Govt probing increase in tuskless elephants (Tanzania)


By Lusekelo Philemon, IPP Media

Date Published
Mahmoud Hassan Mgimwa, Deputy Minister for Natural Resources and Tourism
Deputy Minister for Natural Resources and Tourism, Mahmoud Hassan Mgimwa
has said the government is set to carry-out  extensive research, which
is geared to find reasons behind the increasing number of tusk-less
elephants in the country’s national parks.
The Deputy Minister was when responding to a question by Ole MP, Rajab
Mbarouk Mohamed (CUF), who wanted to know the government’s research
strategies on finding the scale of the problem and the remedial measures.
Responding, the minister said all elephants after birth were without
tusks, but after 18 months a male elephant gets its tusks while a female
one gets it at between 24 and 30 months.
“However, DNA tests carried out had shown that some elephants fail to
develop tusks.”
“It is true there are reports which show the increasing number of
elephants which have no tusks in our national parks. Right now, the
Tanzania Wildlife Research Institute (TAWIRI) is carrying-out ongoing
research on the reasons as to why there is an increasing number of
tusk-less elephants in our parks, particularly in the national parks
within  Mikumi, Ruaha and Katavi.”
He however revealed that a survey which has been carried out in Mikumi
National Park in 2014 (January, February,May and June) involved 16
groups of 59 jumbos.
According to Mgimwa, a total of 950 jumbos (an average of six elephants
per group), which is about 10.21 per cent of elephants which were tusk-less.
“This number is within the normal boundary of tusk-less elephants in
other African countries which are from 2 per cent to 20 percent,” the
minister said.
He said preliminary investigations show that there is increasing number
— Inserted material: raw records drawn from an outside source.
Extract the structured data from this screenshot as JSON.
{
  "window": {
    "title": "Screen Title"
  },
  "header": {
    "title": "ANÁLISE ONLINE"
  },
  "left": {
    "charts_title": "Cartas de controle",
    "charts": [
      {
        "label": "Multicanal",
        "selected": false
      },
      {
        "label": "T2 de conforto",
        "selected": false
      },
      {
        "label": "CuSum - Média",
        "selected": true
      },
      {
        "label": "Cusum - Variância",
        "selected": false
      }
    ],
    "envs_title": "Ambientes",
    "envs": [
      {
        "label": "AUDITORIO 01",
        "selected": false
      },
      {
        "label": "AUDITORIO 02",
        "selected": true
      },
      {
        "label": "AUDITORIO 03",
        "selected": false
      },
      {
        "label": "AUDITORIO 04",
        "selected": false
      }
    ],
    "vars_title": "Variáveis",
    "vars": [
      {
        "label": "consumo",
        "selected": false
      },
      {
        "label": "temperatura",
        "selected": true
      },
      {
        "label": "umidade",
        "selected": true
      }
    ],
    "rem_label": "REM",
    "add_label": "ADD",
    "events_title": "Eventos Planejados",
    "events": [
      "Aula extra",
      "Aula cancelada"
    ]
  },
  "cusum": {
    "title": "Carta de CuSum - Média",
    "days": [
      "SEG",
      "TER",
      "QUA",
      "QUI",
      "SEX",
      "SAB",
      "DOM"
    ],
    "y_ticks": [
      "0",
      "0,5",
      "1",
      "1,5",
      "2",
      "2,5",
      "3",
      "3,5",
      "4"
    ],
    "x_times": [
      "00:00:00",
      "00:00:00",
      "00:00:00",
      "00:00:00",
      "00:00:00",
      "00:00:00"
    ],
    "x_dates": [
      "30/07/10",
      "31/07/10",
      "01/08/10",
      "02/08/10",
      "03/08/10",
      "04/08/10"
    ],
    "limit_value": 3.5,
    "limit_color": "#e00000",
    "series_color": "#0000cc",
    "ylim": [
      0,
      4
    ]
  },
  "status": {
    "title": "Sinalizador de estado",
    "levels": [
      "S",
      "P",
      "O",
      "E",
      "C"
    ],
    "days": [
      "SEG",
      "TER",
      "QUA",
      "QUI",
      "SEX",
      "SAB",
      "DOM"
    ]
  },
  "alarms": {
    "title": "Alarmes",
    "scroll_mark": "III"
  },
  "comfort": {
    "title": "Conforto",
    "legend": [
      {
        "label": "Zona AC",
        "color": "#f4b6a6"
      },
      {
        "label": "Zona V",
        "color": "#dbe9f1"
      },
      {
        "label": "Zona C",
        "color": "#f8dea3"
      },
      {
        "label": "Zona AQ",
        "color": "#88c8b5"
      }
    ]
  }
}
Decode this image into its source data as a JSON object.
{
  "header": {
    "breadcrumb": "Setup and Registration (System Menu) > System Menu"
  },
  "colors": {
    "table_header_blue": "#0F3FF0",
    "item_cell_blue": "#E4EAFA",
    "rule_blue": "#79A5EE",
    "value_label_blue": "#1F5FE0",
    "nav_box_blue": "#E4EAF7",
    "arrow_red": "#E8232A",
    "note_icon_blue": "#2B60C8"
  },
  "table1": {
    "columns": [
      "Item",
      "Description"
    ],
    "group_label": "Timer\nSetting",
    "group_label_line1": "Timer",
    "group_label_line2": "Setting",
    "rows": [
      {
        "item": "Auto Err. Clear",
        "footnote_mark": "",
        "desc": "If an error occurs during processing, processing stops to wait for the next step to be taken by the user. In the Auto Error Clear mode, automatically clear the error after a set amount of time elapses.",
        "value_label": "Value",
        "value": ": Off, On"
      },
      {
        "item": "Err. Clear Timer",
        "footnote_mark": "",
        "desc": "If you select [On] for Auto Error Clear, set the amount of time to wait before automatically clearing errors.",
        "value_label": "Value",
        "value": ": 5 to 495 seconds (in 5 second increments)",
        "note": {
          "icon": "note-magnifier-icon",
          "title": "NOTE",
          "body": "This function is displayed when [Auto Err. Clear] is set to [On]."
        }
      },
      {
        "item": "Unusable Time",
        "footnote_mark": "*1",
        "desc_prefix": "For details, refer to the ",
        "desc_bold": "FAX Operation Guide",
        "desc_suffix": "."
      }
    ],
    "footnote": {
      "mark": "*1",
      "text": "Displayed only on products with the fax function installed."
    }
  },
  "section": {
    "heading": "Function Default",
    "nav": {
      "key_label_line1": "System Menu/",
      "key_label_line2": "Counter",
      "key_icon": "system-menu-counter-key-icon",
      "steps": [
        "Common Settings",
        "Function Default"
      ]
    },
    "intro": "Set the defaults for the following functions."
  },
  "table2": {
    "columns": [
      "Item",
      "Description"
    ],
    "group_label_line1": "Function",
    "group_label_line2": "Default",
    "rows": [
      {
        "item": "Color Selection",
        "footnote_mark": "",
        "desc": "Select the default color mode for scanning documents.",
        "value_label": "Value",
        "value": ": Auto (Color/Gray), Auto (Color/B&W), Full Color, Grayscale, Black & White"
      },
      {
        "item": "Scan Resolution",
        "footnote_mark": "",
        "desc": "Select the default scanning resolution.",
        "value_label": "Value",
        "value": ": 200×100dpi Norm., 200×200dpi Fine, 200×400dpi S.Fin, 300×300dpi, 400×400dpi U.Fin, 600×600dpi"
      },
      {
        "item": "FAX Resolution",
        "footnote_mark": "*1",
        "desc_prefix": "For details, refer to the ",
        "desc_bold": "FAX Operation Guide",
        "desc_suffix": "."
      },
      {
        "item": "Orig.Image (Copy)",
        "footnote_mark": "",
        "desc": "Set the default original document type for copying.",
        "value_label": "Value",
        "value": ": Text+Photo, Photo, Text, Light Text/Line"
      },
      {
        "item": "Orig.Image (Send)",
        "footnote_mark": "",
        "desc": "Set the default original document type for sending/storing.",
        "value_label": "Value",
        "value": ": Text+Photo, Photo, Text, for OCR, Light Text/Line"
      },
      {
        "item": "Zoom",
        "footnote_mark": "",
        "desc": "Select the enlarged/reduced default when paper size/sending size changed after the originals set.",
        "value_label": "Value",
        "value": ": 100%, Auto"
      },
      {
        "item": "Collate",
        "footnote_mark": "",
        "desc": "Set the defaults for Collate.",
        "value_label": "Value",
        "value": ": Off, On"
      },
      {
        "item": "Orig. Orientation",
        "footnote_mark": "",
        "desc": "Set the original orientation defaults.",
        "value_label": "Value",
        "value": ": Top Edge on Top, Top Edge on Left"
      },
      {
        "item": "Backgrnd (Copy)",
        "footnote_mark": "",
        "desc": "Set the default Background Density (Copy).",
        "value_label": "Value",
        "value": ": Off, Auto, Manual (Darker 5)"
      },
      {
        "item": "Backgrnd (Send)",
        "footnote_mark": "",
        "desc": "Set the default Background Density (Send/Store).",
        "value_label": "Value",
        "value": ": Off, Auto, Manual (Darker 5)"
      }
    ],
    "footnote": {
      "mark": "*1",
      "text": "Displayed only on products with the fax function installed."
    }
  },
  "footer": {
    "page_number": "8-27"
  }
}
of tusk-less elephants.
“But, the study was only meant to prove the reports on the increasing
number of tusk-less elephants and wasn’t meant to show that the increase
was because of poaching in our national parks, and also it wasn’t meant
to show the scale of the problem across the country and its impact.”
“By using this preliminary survey, the government will set aside a
certain amount of money for carrying-out extensive study to find out the
reasons for the increasing number tusk-less elephants,” the minister said.
Mgimwa revealed that in the past, game rangers used to kill elephants
which have no tusks, “but we stopped that and this might be the reason
for the increasing number tusk-less elephants.